## Task instructions
Take the data below and write it out exactly, except for the pictures.

[Data records for software interfaces]

☆ ☆ ☆

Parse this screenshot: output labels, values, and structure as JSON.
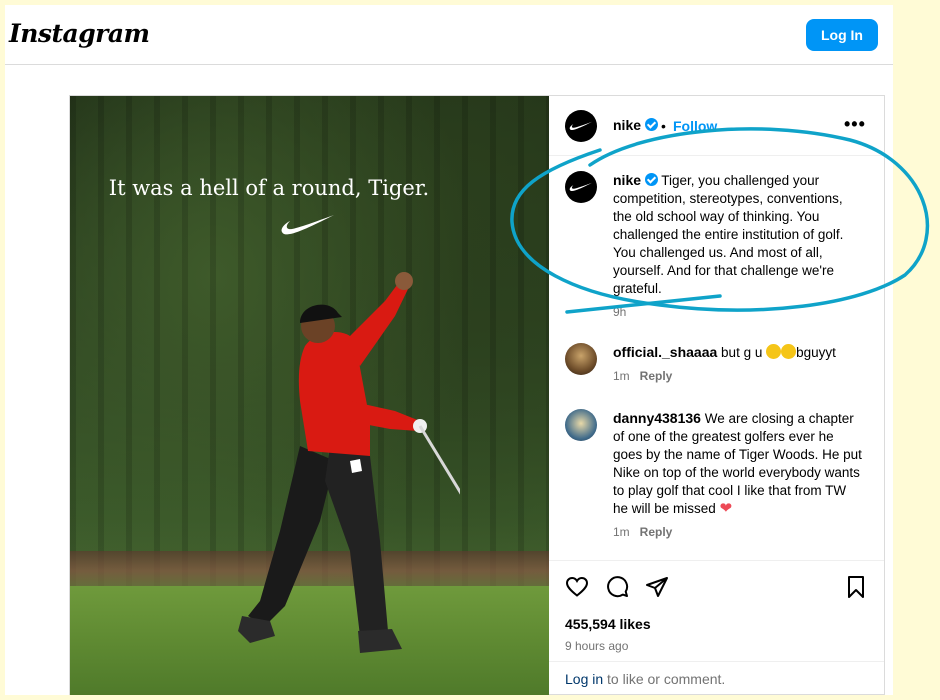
{
  "topbar": {
    "logo": "Instagram",
    "login_button": "Log In"
  },
  "post": {
    "image_caption": "It was a hell of a round, Tiger.",
    "author": {
      "username": "nike",
      "separator": "•",
      "follow_label": "Follow",
      "more_label": "•••"
    },
    "caption": {
      "username": "nike",
      "text": "Tiger, you challenged your competition, stereotypes, conventions, the old school way of thinking. You challenged the entire institution of golf. You challenged us. And most of all, yourself. And for that challenge we're grateful.",
      "time": "9h"
    },
    "comments": [
      {
        "username": "official._shaaaa",
        "text_before": "but g u",
        "text_after": "bguyyt",
        "time": "1m",
        "reply_label": "Reply"
      },
      {
        "username": "danny438136",
        "text": "We are closing a chapter of one of the greatest golfers ever he goes by the name of Tiger Woods. He put Nike on top of the world everybody wants to play golf that cool I like that from TW he will be missed",
        "heart": "❤",
        "time": "1m",
        "reply_label": "Reply"
      }
    ],
    "likes": "455,594 likes",
    "posted_time": "9 hours ago",
    "login_prompt": {
      "link": "Log in",
      "rest": " to like or comment."
    }
  },
  "colors": {
    "accent_blue": "#0095f6",
    "annotation_stroke": "#0fa3c9",
    "page_background": "#fffbd6"
  },
  "icons": [
    "heart-icon",
    "comment-icon",
    "share-icon",
    "bookmark-icon",
    "verified-badge-icon",
    "nike-swoosh-icon"
  ]
}
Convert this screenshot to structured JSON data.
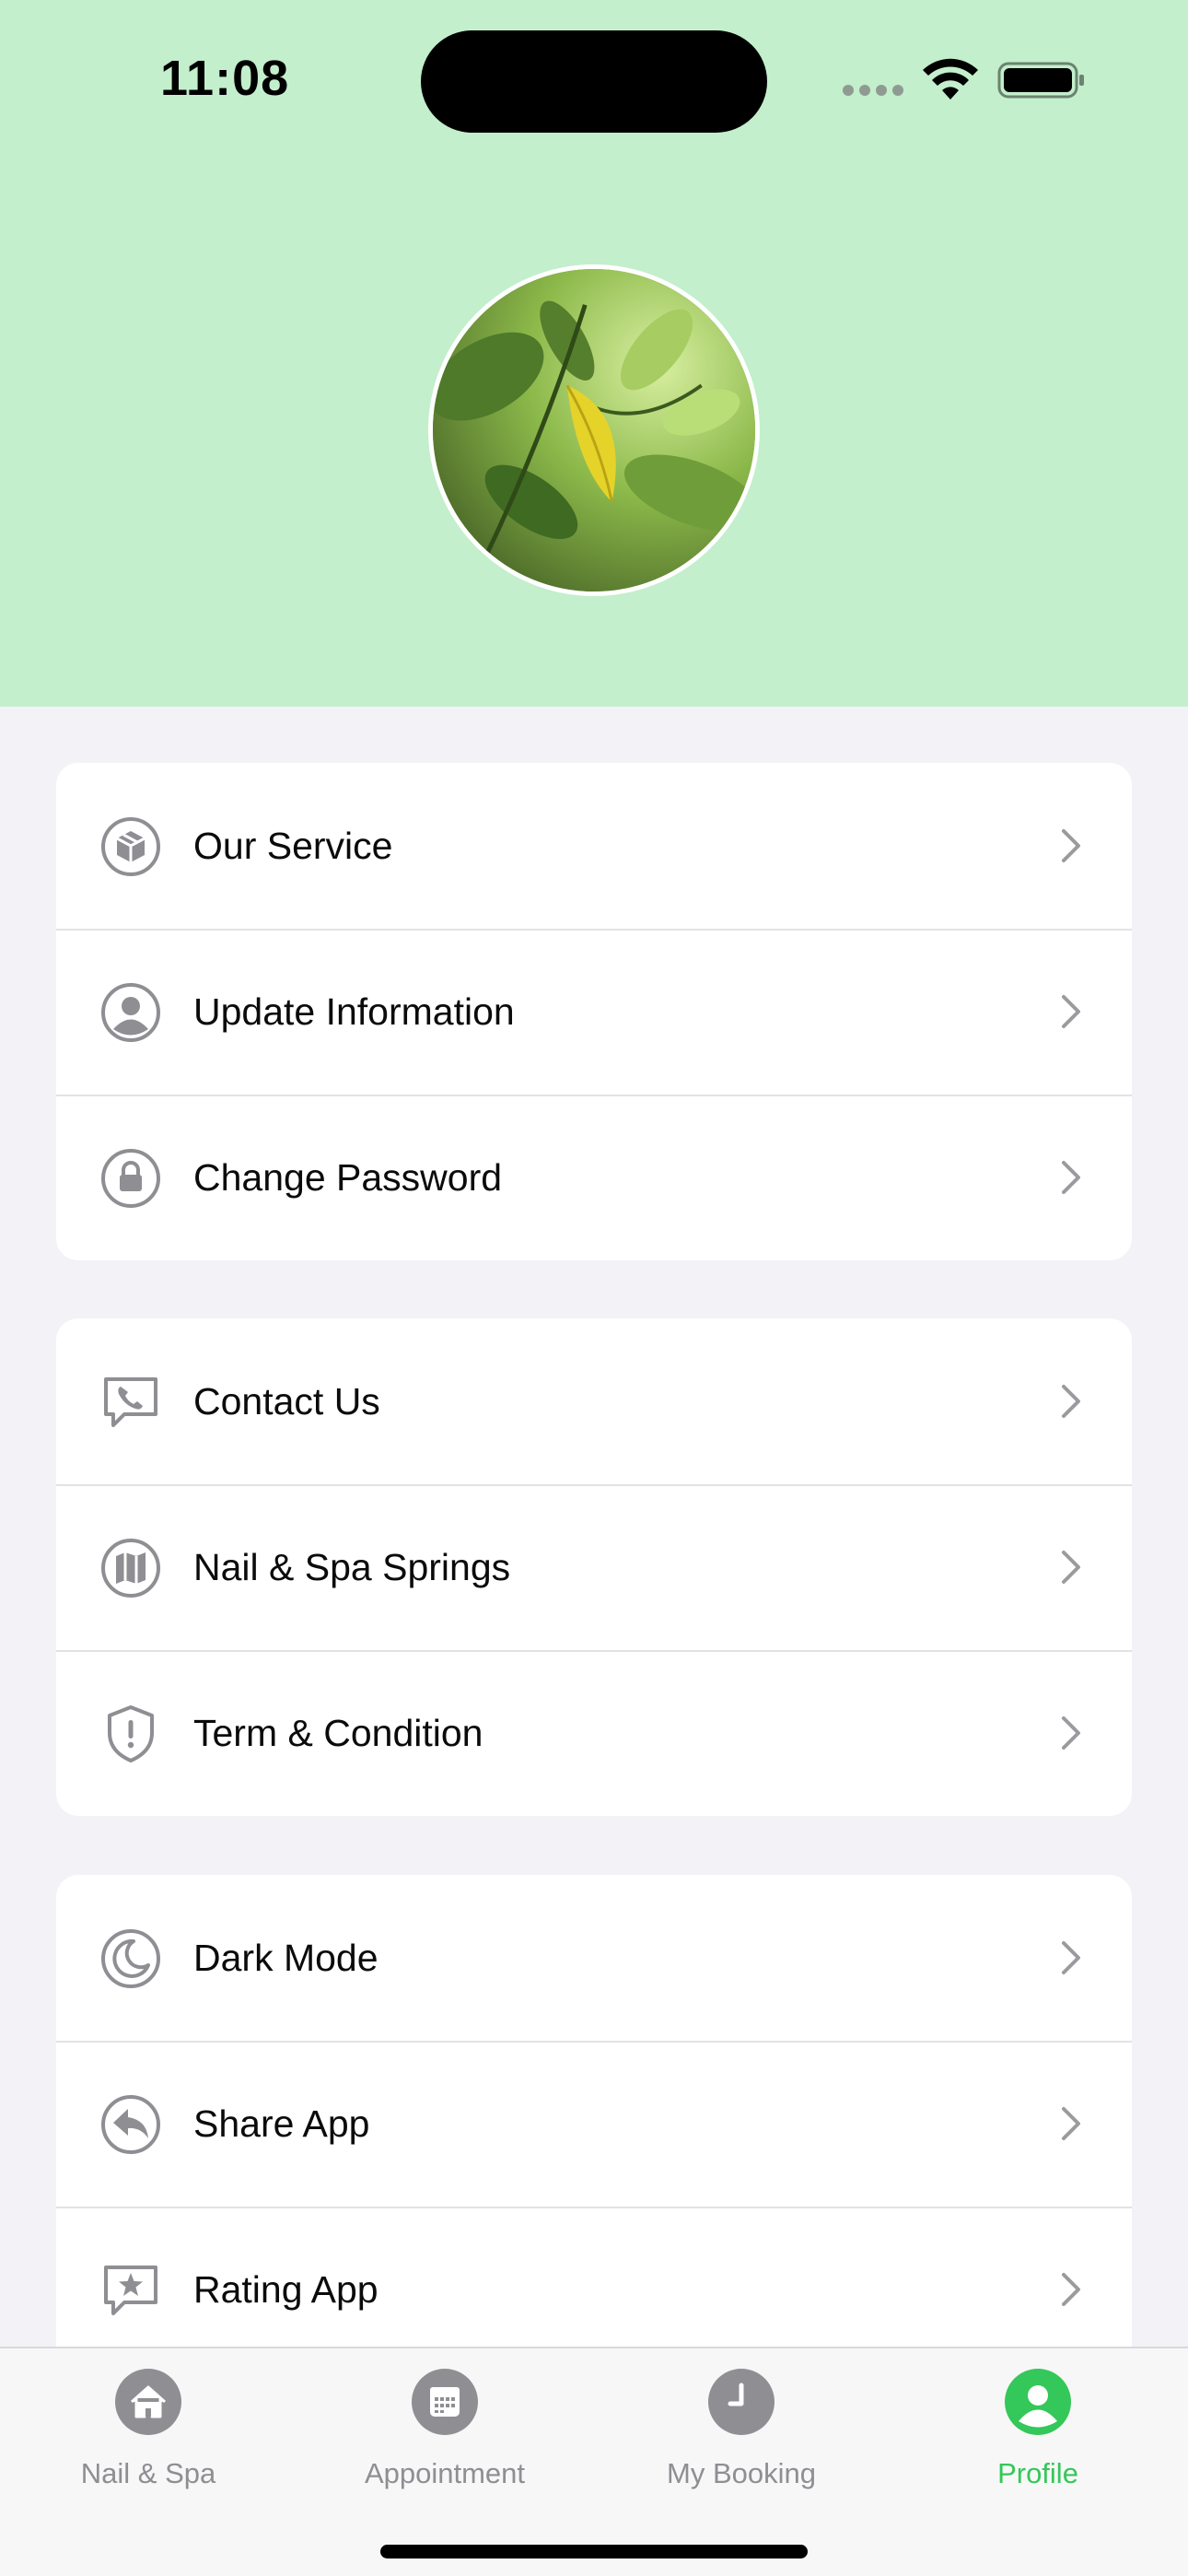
{
  "status_bar": {
    "time": "11:08"
  },
  "profile": {
    "avatar_alt": "leaf photo"
  },
  "menu_groups": [
    [
      {
        "label": "Our Service",
        "icon": "box-icon"
      },
      {
        "label": "Update Information",
        "icon": "person-circle-icon"
      },
      {
        "label": "Change Password",
        "icon": "lock-icon"
      }
    ],
    [
      {
        "label": "Contact Us",
        "icon": "phone-bubble-icon"
      },
      {
        "label": "Nail & Spa Springs",
        "icon": "map-icon"
      },
      {
        "label": "Term & Condition",
        "icon": "shield-exclamation-icon"
      }
    ],
    [
      {
        "label": "Dark Mode",
        "icon": "moon-icon"
      },
      {
        "label": "Share App",
        "icon": "share-arrow-icon"
      },
      {
        "label": "Rating App",
        "icon": "star-bubble-icon"
      }
    ]
  ],
  "tab_bar": {
    "tabs": [
      {
        "label": "Nail & Spa",
        "icon": "house-icon",
        "active": false
      },
      {
        "label": "Appointment",
        "icon": "calendar-icon",
        "active": false
      },
      {
        "label": "My Booking",
        "icon": "clock-icon",
        "active": false
      },
      {
        "label": "Profile",
        "icon": "person-icon",
        "active": true
      }
    ]
  },
  "colors": {
    "header_bg": "#c3efcc",
    "accent": "#34c759",
    "icon_gray": "#8e8e93"
  }
}
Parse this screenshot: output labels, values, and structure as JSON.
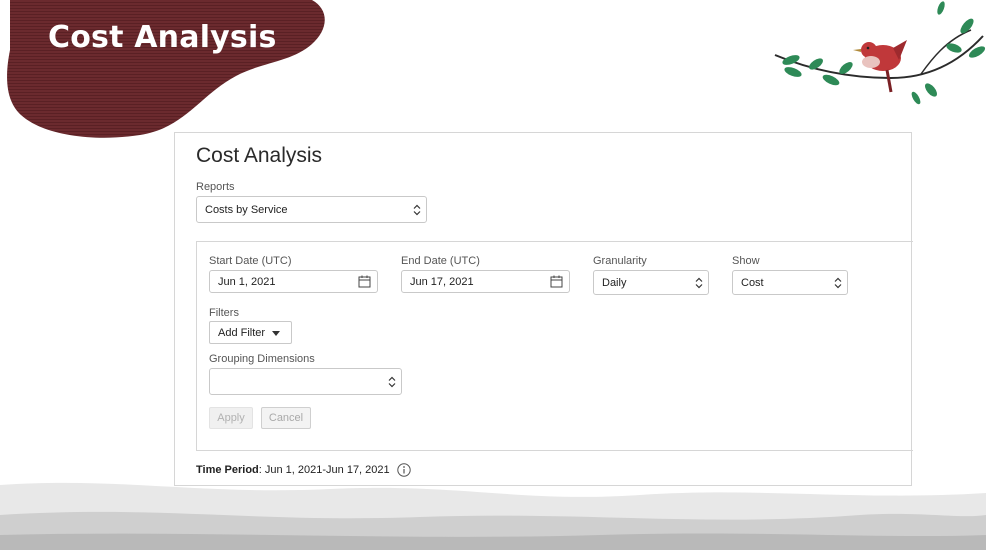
{
  "slide": {
    "title": "Cost Analysis"
  },
  "panel": {
    "title": "Cost Analysis",
    "reports": {
      "label": "Reports",
      "value": "Costs by Service"
    },
    "start_date": {
      "label": "Start Date (UTC)",
      "value": "Jun 1, 2021"
    },
    "end_date": {
      "label": "End Date (UTC)",
      "value": "Jun 17, 2021"
    },
    "granularity": {
      "label": "Granularity",
      "value": "Daily"
    },
    "show": {
      "label": "Show",
      "value": "Cost"
    },
    "filters": {
      "label": "Filters",
      "add_filter": "Add Filter"
    },
    "grouping": {
      "label": "Grouping Dimensions",
      "value": ""
    },
    "buttons": {
      "apply": "Apply",
      "cancel": "Cancel"
    },
    "time_period": {
      "label": "Time Period",
      "value": ": Jun 1, 2021-Jun 17, 2021"
    }
  },
  "colors": {
    "title_blob": "#6b2a2e",
    "bird": "#c0383a",
    "leaves": "#2e8a57"
  },
  "icons": [
    "calendar-icon",
    "chevron-updown-icon",
    "caret-down-icon",
    "info-icon"
  ]
}
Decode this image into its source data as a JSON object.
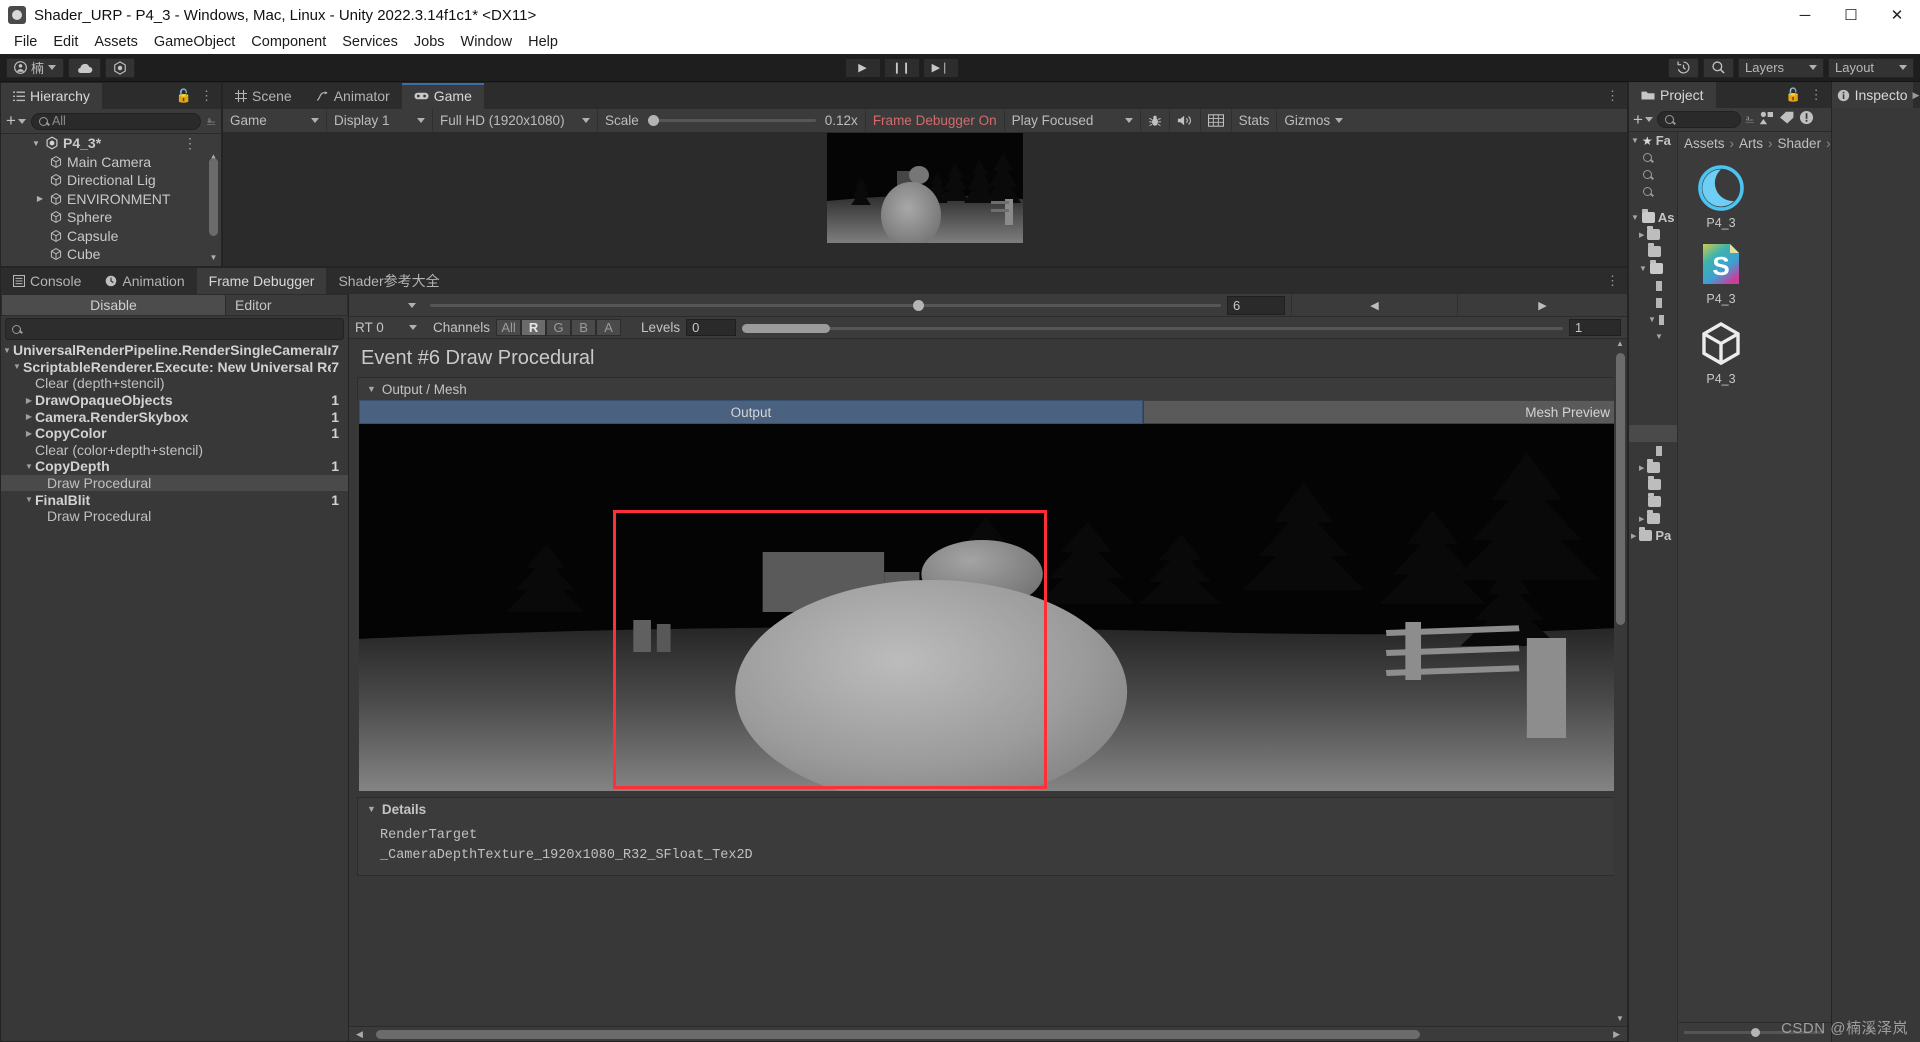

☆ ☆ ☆

## Solution to the problem
Parse this screenshot: output labels, values, and structure as JSON.
{
  "topbar": {
    "logo": "Instagram",
    "login_button": "Log In"
  },
  "post": {
    "image_caption": "It was a hell of a round, Tiger.",
    "author": {
      "username": "nike",
      "separator": "•",
      "follow_label": "Follow",
      "more_label": "•••"
    },
    "caption": {
      "username": "nike",
      "text": "Tiger, you challenged your competition, stereotypes, conventions, the old school way of thinking. You challenged the entire institution of golf. You challenged us. And most of all, yourself. And for that challenge we're grateful.",
      "time": "9h"
    },
    "comments": [
      {
        "username": "official._shaaaa",
        "text_before": "but g u",
        "text_after": "bguyyt",
        "time": "1m",
        "reply_label": "Reply"
      },
      {
        "username": "danny438136",
        "text": "We are closing a chapter of one of the greatest golfers ever he goes by the name of Tiger Woods. He put Nike on top of the world everybody wants to play golf that cool I like that from TW he will be missed",
        "heart": "❤",
        "time": "1m",
        "reply_label": "Reply"
      }
    ],
    "likes": "455,594 likes",
    "posted_time": "9 hours ago",
    "login_prompt": {
      "link": "Log in",
      "rest": " to like or comment."
    }
  },
  "colors": {
    "accent_blue": "#0095f6",
    "annotation_stroke": "#0fa3c9",
    "page_background": "#fffbd6"
  },
  "icons": [
    "heart-icon",
    "comment-icon",
    "share-icon",
    "bookmark-icon",
    "verified-badge-icon",
    "nike-swoosh-icon"
  ]
}
Convert this screenshot to structured JSON data.
{
  "status_bar": {
    "time": "11:08"
  },
  "profile": {
    "avatar_alt": "leaf photo"
  },
  "menu_groups": [
    [
      {
        "label": "Our Service",
        "icon": "box-icon"
      },
      {
        "label": "Update Information",
        "icon": "person-circle-icon"
      },
      {
        "label": "Change Password",
        "icon": "lock-icon"
      }
    ],
    [
      {
        "label": "Contact Us",
        "icon": "phone-bubble-icon"
      },
      {
        "label": "Nail & Spa Springs",
        "icon": "map-icon"
      },
      {
        "label": "Term & Condition",
        "icon": "shield-exclamation-icon"
      }
    ],
    [
      {
        "label": "Dark Mode",
        "icon": "moon-icon"
      },
      {
        "label": "Share App",
        "icon": "share-arrow-icon"
      },
      {
        "label": "Rating App",
        "icon": "star-bubble-icon"
      }
    ]
  ],
  "tab_bar": {
    "tabs": [
      {
        "label": "Nail & Spa",
        "icon": "house-icon",
        "active": false
      },
      {
        "label": "Appointment",
        "icon": "calendar-icon",
        "active": false
      },
      {
        "label": "My Booking",
        "icon": "clock-icon",
        "active": false
      },
      {
        "label": "Profile",
        "icon": "person-icon",
        "active": true
      }
    ]
  },
  "colors": {
    "header_bg": "#c3efcc",
    "accent": "#34c759",
    "icon_gray": "#8e8e93"
  }
}
Parse this screenshot: output labels, values, and structure as JSON.
{
  "slide": {
    "title": "Cost Analysis"
  },
  "panel": {
    "title": "Cost Analysis",
    "reports": {
      "label": "Reports",
      "value": "Costs by Service"
    },
    "start_date": {
      "label": "Start Date (UTC)",
      "value": "Jun 1, 2021"
    },
    "end_date": {
      "label": "End Date (UTC)",
      "value": "Jun 17, 2021"
    },
    "granularity": {
      "label": "Granularity",
      "value": "Daily"
    },
    "show": {
      "label": "Show",
      "value": "Cost"
    },
    "filters": {
      "label": "Filters",
      "add_filter": "Add Filter"
    },
    "grouping": {
      "label": "Grouping Dimensions",
      "value": ""
    },
    "buttons": {
      "apply": "Apply",
      "cancel": "Cancel"
    },
    "time_period": {
      "label": "Time Period",
      "value": ": Jun 1, 2021-Jun 17, 2021"
    }
  },
  "colors": {
    "title_blob": "#6b2a2e",
    "bird": "#c0383a",
    "leaves": "#2e8a57"
  },
  "icons": [
    "calendar-icon",
    "chevron-updown-icon",
    "caret-down-icon",
    "info-icon"
  ]
}
Decode this image into its source data as a JSON object.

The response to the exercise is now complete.